[What to do]: Return every line from the listing where the word "icon" occurs.

[Data shown]:
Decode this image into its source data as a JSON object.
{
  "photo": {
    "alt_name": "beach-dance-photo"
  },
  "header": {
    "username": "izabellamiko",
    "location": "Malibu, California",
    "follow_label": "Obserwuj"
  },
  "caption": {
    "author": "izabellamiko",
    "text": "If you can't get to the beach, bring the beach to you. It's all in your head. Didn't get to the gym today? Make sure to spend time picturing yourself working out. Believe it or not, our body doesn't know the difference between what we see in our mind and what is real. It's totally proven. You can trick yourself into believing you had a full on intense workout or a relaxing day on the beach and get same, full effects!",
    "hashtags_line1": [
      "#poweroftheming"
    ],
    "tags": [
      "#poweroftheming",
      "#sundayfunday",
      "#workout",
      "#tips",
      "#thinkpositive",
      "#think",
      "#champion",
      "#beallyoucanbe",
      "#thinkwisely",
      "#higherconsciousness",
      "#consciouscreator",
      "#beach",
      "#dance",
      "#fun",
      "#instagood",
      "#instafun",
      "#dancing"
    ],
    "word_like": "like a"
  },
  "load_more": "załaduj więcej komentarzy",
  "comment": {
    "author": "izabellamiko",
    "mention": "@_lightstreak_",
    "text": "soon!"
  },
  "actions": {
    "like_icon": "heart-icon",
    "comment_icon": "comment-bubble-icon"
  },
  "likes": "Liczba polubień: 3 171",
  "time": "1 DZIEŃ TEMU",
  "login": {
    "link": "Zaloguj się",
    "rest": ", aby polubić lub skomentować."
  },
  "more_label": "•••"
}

[Solution]:
    "like_icon": "heart-icon",
    "comment_icon": "comment-bubble-icon"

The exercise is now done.